* Excerpts from an interface dataset
-*-*-
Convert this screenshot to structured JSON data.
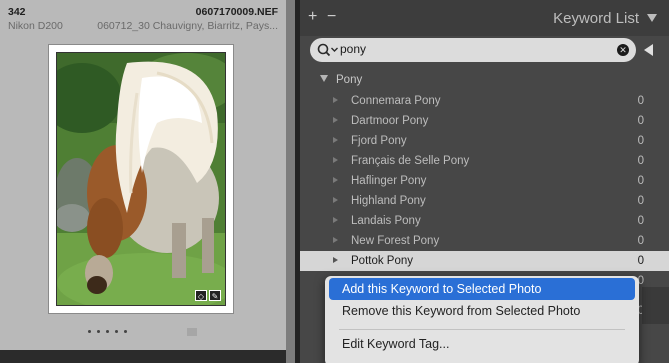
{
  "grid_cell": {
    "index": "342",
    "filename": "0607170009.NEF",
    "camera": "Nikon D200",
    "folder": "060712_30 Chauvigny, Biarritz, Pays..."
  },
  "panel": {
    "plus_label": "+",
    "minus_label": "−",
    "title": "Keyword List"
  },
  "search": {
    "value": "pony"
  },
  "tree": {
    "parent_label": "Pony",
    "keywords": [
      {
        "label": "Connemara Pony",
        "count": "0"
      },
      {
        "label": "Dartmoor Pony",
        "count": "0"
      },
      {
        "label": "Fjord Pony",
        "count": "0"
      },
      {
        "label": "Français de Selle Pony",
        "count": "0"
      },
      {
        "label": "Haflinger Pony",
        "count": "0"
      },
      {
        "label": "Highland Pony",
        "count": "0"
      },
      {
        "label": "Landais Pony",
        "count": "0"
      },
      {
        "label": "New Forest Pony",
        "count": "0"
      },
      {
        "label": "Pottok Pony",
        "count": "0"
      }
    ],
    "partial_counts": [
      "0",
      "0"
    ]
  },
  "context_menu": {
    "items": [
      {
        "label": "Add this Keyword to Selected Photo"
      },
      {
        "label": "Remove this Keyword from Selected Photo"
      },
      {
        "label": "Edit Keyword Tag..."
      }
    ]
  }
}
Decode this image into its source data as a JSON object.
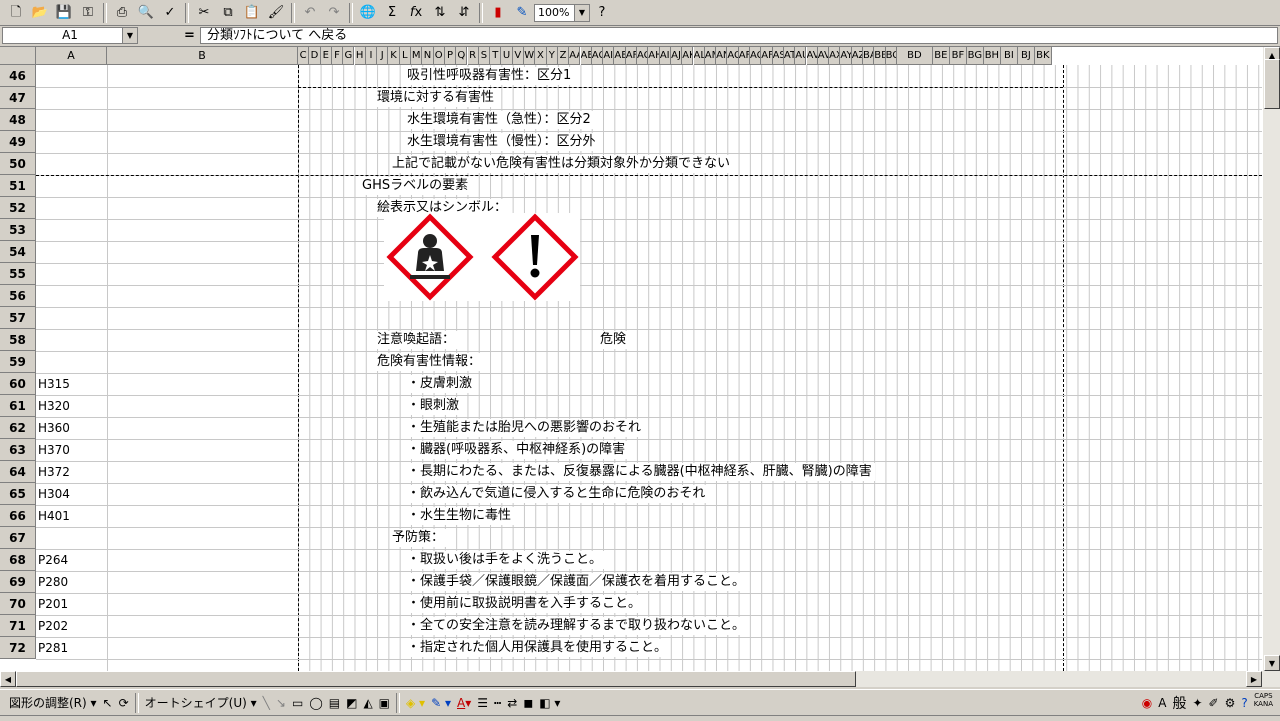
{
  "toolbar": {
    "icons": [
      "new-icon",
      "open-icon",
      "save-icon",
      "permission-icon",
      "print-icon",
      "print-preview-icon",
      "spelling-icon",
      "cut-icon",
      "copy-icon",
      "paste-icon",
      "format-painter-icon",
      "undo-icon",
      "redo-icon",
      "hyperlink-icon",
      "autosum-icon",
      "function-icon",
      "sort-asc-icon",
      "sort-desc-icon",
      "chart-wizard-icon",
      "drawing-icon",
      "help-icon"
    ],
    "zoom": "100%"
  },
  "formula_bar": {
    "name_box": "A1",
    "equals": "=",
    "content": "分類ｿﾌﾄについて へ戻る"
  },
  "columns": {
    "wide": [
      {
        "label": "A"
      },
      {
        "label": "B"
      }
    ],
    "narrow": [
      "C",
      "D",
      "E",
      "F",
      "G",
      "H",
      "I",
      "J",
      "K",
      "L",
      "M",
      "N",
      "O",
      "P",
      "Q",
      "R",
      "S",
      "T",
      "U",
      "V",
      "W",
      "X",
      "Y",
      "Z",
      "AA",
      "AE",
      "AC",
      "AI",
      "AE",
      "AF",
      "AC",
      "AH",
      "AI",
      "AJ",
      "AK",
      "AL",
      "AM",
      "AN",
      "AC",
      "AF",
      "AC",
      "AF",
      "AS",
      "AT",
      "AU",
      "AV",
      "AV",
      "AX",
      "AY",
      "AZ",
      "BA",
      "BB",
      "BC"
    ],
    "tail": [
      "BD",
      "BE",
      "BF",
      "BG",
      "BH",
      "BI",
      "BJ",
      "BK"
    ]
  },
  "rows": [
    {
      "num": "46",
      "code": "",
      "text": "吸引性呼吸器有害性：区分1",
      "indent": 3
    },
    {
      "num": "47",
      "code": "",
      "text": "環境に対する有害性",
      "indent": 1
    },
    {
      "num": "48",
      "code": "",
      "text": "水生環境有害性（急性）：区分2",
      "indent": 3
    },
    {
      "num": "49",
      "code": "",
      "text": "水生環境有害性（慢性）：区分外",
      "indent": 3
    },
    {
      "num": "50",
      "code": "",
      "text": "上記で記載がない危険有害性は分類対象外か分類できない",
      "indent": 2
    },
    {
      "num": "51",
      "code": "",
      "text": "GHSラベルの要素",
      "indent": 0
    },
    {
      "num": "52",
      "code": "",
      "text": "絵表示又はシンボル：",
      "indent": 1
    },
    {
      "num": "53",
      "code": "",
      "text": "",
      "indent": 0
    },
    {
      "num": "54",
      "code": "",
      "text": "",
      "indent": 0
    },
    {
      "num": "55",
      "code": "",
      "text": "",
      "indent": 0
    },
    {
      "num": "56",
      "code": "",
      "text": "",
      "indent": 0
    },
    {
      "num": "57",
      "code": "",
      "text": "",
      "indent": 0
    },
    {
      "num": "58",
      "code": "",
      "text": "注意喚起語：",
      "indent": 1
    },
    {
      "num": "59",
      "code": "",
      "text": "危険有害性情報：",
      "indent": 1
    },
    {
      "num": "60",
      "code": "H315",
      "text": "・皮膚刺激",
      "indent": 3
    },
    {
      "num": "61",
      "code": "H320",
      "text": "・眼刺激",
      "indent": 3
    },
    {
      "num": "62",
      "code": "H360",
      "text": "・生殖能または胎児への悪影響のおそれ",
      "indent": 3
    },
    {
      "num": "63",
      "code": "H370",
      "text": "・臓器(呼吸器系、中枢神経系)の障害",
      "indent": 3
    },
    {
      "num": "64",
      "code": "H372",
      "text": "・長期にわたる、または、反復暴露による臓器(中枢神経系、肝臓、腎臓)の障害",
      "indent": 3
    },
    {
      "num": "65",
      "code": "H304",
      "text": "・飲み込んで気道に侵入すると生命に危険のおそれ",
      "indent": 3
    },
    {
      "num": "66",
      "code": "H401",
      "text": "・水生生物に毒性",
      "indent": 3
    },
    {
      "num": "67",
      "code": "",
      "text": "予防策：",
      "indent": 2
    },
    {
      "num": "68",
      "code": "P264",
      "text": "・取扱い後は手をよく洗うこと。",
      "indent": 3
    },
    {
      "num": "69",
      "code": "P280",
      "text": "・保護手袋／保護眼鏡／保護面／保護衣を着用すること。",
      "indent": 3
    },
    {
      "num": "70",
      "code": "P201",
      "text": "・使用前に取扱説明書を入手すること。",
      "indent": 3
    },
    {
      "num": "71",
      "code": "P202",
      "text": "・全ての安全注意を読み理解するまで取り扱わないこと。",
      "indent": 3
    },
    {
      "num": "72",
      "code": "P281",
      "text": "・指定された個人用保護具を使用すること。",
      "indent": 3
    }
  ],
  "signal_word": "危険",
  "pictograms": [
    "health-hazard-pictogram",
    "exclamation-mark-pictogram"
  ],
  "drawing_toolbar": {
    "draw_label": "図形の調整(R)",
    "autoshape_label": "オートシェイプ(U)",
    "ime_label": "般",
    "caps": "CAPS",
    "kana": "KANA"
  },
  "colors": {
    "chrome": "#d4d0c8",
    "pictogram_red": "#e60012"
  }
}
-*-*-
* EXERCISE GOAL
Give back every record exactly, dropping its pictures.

* SOLUTION TO THIS EXERCISE
Convert this screenshot to structured JSON data.
{
  "grid_cell": {
    "index": "342",
    "filename": "0607170009.NEF",
    "camera": "Nikon D200",
    "folder": "060712_30 Chauvigny, Biarritz, Pays..."
  },
  "panel": {
    "plus_label": "+",
    "minus_label": "−",
    "title": "Keyword List"
  },
  "search": {
    "value": "pony"
  },
  "tree": {
    "parent_label": "Pony",
    "keywords": [
      {
        "label": "Connemara Pony",
        "count": "0"
      },
      {
        "label": "Dartmoor Pony",
        "count": "0"
      },
      {
        "label": "Fjord Pony",
        "count": "0"
      },
      {
        "label": "Français de Selle Pony",
        "count": "0"
      },
      {
        "label": "Haflinger Pony",
        "count": "0"
      },
      {
        "label": "Highland Pony",
        "count": "0"
      },
      {
        "label": "Landais Pony",
        "count": "0"
      },
      {
        "label": "New Forest Pony",
        "count": "0"
      },
      {
        "label": "Pottok Pony",
        "count": "0"
      }
    ],
    "partial_counts": [
      "0",
      "0"
    ]
  },
  "context_menu": {
    "items": [
      {
        "label": "Add this Keyword to Selected Photo"
      },
      {
        "label": "Remove this Keyword from Selected Photo"
      },
      {
        "label": "Edit Keyword Tag..."
      }
    ]
  }
}
Decode this image into its source data as a JSON object.
{
  "toolbar": {
    "icons": [
      "new-icon",
      "open-icon",
      "save-icon",
      "permission-icon",
      "print-icon",
      "print-preview-icon",
      "spelling-icon",
      "cut-icon",
      "copy-icon",
      "paste-icon",
      "format-painter-icon",
      "undo-icon",
      "redo-icon",
      "hyperlink-icon",
      "autosum-icon",
      "function-icon",
      "sort-asc-icon",
      "sort-desc-icon",
      "chart-wizard-icon",
      "drawing-icon",
      "help-icon"
    ],
    "zoom": "100%"
  },
  "formula_bar": {
    "name_box": "A1",
    "equals": "=",
    "content": "分類ｿﾌﾄについて へ戻る"
  },
  "columns": {
    "wide": [
      {
        "label": "A"
      },
      {
        "label": "B"
      }
    ],
    "narrow": [
      "C",
      "D",
      "E",
      "F",
      "G",
      "H",
      "I",
      "J",
      "K",
      "L",
      "M",
      "N",
      "O",
      "P",
      "Q",
      "R",
      "S",
      "T",
      "U",
      "V",
      "W",
      "X",
      "Y",
      "Z",
      "AA",
      "AE",
      "AC",
      "AI",
      "AE",
      "AF",
      "AC",
      "AH",
      "AI",
      "AJ",
      "AK",
      "AL",
      "AM",
      "AN",
      "AC",
      "AF",
      "AC",
      "AF",
      "AS",
      "AT",
      "AU",
      "AV",
      "AV",
      "AX",
      "AY",
      "AZ",
      "BA",
      "BB",
      "BC"
    ],
    "tail": [
      "BD",
      "BE",
      "BF",
      "BG",
      "BH",
      "BI",
      "BJ",
      "BK"
    ]
  },
  "rows": [
    {
      "num": "46",
      "code": "",
      "text": "吸引性呼吸器有害性：区分1",
      "indent": 3
    },
    {
      "num": "47",
      "code": "",
      "text": "環境に対する有害性",
      "indent": 1
    },
    {
      "num": "48",
      "code": "",
      "text": "水生環境有害性（急性）：区分2",
      "indent": 3
    },
    {
      "num": "49",
      "code": "",
      "text": "水生環境有害性（慢性）：区分外",
      "indent": 3
    },
    {
      "num": "50",
      "code": "",
      "text": "上記で記載がない危険有害性は分類対象外か分類できない",
      "indent": 2
    },
    {
      "num": "51",
      "code": "",
      "text": "GHSラベルの要素",
      "indent": 0
    },
    {
      "num": "52",
      "code": "",
      "text": "絵表示又はシンボル：",
      "indent": 1
    },
    {
      "num": "53",
      "code": "",
      "text": "",
      "indent": 0
    },
    {
      "num": "54",
      "code": "",
      "text": "",
      "indent": 0
    },
    {
      "num": "55",
      "code": "",
      "text": "",
      "indent": 0
    },
    {
      "num": "56",
      "code": "",
      "text": "",
      "indent": 0
    },
    {
      "num": "57",
      "code": "",
      "text": "",
      "indent": 0
    },
    {
      "num": "58",
      "code": "",
      "text": "注意喚起語：",
      "indent": 1
    },
    {
      "num": "59",
      "code": "",
      "text": "危険有害性情報：",
      "indent": 1
    },
    {
      "num": "60",
      "code": "H315",
      "text": "・皮膚刺激",
      "indent": 3
    },
    {
      "num": "61",
      "code": "H320",
      "text": "・眼刺激",
      "indent": 3
    },
    {
      "num": "62",
      "code": "H360",
      "text": "・生殖能または胎児への悪影響のおそれ",
      "indent": 3
    },
    {
      "num": "63",
      "code": "H370",
      "text": "・臓器(呼吸器系、中枢神経系)の障害",
      "indent": 3
    },
    {
      "num": "64",
      "code": "H372",
      "text": "・長期にわたる、または、反復暴露による臓器(中枢神経系、肝臓、腎臓)の障害",
      "indent": 3
    },
    {
      "num": "65",
      "code": "H304",
      "text": "・飲み込んで気道に侵入すると生命に危険のおそれ",
      "indent": 3
    },
    {
      "num": "66",
      "code": "H401",
      "text": "・水生生物に毒性",
      "indent": 3
    },
    {
      "num": "67",
      "code": "",
      "text": "予防策：",
      "indent": 2
    },
    {
      "num": "68",
      "code": "P264",
      "text": "・取扱い後は手をよく洗うこと。",
      "indent": 3
    },
    {
      "num": "69",
      "code": "P280",
      "text": "・保護手袋／保護眼鏡／保護面／保護衣を着用すること。",
      "indent": 3
    },
    {
      "num": "70",
      "code": "P201",
      "text": "・使用前に取扱説明書を入手すること。",
      "indent": 3
    },
    {
      "num": "71",
      "code": "P202",
      "text": "・全ての安全注意を読み理解するまで取り扱わないこと。",
      "indent": 3
    },
    {
      "num": "72",
      "code": "P281",
      "text": "・指定された個人用保護具を使用すること。",
      "indent": 3
    }
  ],
  "signal_word": "危険",
  "pictograms": [
    "health-hazard-pictogram",
    "exclamation-mark-pictogram"
  ],
  "drawing_toolbar": {
    "draw_label": "図形の調整(R)",
    "autoshape_label": "オートシェイプ(U)",
    "ime_label": "般",
    "caps": "CAPS",
    "kana": "KANA"
  },
  "colors": {
    "chrome": "#d4d0c8",
    "pictogram_red": "#e60012"
  }
}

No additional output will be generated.